Hurvitz: How might you have treated this patient in your practice?
Rao: In general, the principles are the same. I would give the TKI [tyrosine kinase inhibitor] therapy because we know that that can cross the blood-brain barrier. Now with the availability of tucatinib, and like you said with the larger data set that we see from HER2CLIMB, I would choose tucatinib with capecitabine and trastuzumab. But given the time that this patient was diagnosed, I would have agreed to use the
Hurvitz: Are you prescribing neratinib? Are you managing the [adverse] effects with this drug?
Maraka: No, the breast oncology team is prescribing the systemic treatment and they are following toxicity. For this specific patient, she did have diarrhea when she was on neratinib and capecitabine. When we switched to
tucatinib, her diarrhea was less prominent and she had fewer [adverse] effects. As we know, tucatinib is a selective drug that has [fewer adverse] effects.
Hurvitz: How are you managing or trying to mitigate the adverse effects that go along with neratinib in your practice?
Rao: As you know there is also an extended adjuvant indication for neratinib in patients who have finished a year of [intravenous] trastuzumab. In that setting, we tend to do the dose-escalation method of starting with a lower dose and increasing as tolerated. The other thing that’s important for any patient that’s starting neratinib, whether it’s in the early adjuvant or metastatic setting, is to have all team members on board. The patients have to be well educated to call with any signs of diarrhea. This is not something they should try to wait out. It’s upon us to educate them, with nurses and pharmacists who also follow up with the patients regularly outside of clinic visits to see how they’re doing with this.
Hurvitz: Can you talk about the prevalence of leptomeningeal metastases in HER2-positive breast cancer and why is it so difficult to treat? What is your preferred regimen for treating this?
Maraka: Leptomeningeal disease is highly prevalent in my clinic because [we] have selection bias, but it’s a rare disease. In [patients with] breast cancer, it accounts for less than 5% of cases. Now the incidence of [leptomeningeal disease] is increasing and this is multifactorial. We now have better systemic treatments so patients are surviving longer. Now we start seeing more and more leptomeningeal diseases based on improved survival of our patients. The MRI technology is advancing, so we can also identify smaller leptomeningeal enhancement that we may have missed before by using low magnets on our MRIs.
The collaboration with the neuro-oncology and breast oncology teams is
advancing the field to identify patients with leptomeningeal disease [earlier] because we have higher clinical suspicion when we’re examining these patients. It’s a hard-to-treat disease because we do have a very protected environment for our brain.

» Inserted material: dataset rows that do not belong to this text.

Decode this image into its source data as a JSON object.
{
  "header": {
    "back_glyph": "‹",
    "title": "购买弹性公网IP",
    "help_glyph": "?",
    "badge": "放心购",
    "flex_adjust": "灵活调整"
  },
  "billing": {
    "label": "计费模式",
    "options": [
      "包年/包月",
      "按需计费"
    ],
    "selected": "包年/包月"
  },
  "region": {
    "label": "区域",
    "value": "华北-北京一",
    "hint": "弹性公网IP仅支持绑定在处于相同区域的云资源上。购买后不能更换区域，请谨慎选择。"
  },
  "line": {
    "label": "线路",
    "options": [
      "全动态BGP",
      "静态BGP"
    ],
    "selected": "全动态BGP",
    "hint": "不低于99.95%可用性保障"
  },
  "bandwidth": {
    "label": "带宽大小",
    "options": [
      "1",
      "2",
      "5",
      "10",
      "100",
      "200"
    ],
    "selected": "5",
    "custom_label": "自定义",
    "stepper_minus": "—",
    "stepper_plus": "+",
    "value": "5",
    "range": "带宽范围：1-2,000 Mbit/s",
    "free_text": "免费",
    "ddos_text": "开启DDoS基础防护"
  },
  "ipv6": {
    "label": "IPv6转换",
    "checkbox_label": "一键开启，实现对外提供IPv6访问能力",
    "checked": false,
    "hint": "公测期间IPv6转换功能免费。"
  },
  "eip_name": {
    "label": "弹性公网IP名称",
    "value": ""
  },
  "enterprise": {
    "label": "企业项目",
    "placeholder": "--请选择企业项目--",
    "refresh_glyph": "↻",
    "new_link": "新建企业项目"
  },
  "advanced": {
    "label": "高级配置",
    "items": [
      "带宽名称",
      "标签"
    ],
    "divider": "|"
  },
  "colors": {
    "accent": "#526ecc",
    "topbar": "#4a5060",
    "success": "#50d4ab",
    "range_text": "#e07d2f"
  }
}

We have the blood-brain barrier and the cerebral spinal fluid that doesn’t allow drugs to [penetrate]. That’s the main difficulty we are facing in having successful treatments to this tumor. With leptomeningeal disease, it creates a bulky disease and large lesions that are in the leptomeningeal layer both on the brain and the spinal cord. It doesn’t allow both systemic and intrathecal treatments to get into those bulky areas. The treatment that we have for leptomeningeal disease is very different.
You do want to have systemic treatment for those bulkier lesions because the local intrathecal treatment will have a penetration success of maybe 1 mm, so you will not be covered. Also, it would make sense to use radiation treatment for larger lesions that are creating symptoms.